About this exercise: Each of the entries should be output exactly, with nothing left out.

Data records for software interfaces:
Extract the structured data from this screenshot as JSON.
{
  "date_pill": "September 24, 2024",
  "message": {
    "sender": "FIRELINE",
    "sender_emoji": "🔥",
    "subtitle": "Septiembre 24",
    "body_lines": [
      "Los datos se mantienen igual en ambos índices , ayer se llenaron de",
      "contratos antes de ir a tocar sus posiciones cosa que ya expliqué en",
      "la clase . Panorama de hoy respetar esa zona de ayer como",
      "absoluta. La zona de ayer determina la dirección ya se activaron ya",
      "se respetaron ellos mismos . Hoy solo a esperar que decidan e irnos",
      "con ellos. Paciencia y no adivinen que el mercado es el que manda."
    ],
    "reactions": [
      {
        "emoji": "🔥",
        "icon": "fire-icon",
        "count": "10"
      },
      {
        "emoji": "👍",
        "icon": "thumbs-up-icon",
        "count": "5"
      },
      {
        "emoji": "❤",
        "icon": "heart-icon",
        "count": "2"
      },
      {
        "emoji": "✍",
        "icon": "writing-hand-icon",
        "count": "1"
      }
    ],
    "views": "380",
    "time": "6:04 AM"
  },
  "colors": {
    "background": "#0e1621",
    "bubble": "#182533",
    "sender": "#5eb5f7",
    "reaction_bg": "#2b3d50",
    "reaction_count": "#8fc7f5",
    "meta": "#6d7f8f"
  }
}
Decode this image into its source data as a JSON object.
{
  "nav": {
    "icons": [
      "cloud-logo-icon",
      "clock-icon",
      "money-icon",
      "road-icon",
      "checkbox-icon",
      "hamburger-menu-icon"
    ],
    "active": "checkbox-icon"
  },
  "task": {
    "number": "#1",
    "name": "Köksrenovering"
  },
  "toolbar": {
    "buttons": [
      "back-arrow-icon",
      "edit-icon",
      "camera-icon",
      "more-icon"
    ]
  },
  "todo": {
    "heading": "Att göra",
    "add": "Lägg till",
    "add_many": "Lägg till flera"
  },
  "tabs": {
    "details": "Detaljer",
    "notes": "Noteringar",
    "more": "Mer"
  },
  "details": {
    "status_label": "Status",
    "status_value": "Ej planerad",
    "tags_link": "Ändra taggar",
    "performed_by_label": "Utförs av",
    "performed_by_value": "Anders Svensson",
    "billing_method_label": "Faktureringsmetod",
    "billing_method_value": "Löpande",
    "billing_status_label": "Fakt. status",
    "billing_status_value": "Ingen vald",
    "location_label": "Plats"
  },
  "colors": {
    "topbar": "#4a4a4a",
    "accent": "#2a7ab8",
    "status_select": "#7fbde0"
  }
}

Response box:
Extract the structured data from this screenshot as JSON.
{
  "date_pill": "September 24, 2024",
  "message": {
    "sender": "FIRELINE",
    "sender_emoji": "🔥",
    "subtitle": "Septiembre 24",
    "body_lines": [
      "Los datos se mantienen igual en ambos índices , ayer se llenaron de",
      "contratos antes de ir a tocar sus posiciones cosa que ya expliqué en",
      "la clase . Panorama de hoy respetar esa zona de ayer como",
      "absoluta. La zona de ayer determina la dirección ya se activaron ya",
      "se respetaron ellos mismos . Hoy solo a esperar que decidan e irnos",
      "con ellos. Paciencia y no adivinen que el mercado es el que manda."
    ],
    "reactions": [
      {
        "emoji": "🔥",
        "icon": "fire-icon",
        "count": "10"
      },
      {
        "emoji": "👍",
        "icon": "thumbs-up-icon",
        "count": "5"
      },
      {
        "emoji": "❤",
        "icon": "heart-icon",
        "count": "2"
      },
      {
        "emoji": "✍",
        "icon": "writing-hand-icon",
        "count": "1"
      }
    ],
    "views": "380",
    "time": "6:04 AM"
  },
  "colors": {
    "background": "#0e1621",
    "bubble": "#182533",
    "sender": "#5eb5f7",
    "reaction_bg": "#2b3d50",
    "reaction_count": "#8fc7f5",
    "meta": "#6d7f8f"
  }
}
Decode this image into its source data as a JSON object.
{
  "nav": {
    "icons": [
      "cloud-logo-icon",
      "clock-icon",
      "money-icon",
      "road-icon",
      "checkbox-icon",
      "hamburger-menu-icon"
    ],
    "active": "checkbox-icon"
  },
  "task": {
    "number": "#1",
    "name": "Köksrenovering"
  },
  "toolbar": {
    "buttons": [
      "back-arrow-icon",
      "edit-icon",
      "camera-icon",
      "more-icon"
    ]
  },
  "todo": {
    "heading": "Att göra",
    "add": "Lägg till",
    "add_many": "Lägg till flera"
  },
  "tabs": {
    "details": "Detaljer",
    "notes": "Noteringar",
    "more": "Mer"
  },
  "details": {
    "status_label": "Status",
    "status_value": "Ej planerad",
    "tags_link": "Ändra taggar",
    "performed_by_label": "Utförs av",
    "performed_by_value": "Anders Svensson",
    "billing_method_label": "Faktureringsmetod",
    "billing_method_value": "Löpande",
    "billing_status_label": "Fakt. status",
    "billing_status_value": "Ingen vald",
    "location_label": "Plats"
  },
  "colors": {
    "topbar": "#4a4a4a",
    "accent": "#2a7ab8",
    "status_select": "#7fbde0"
  }
}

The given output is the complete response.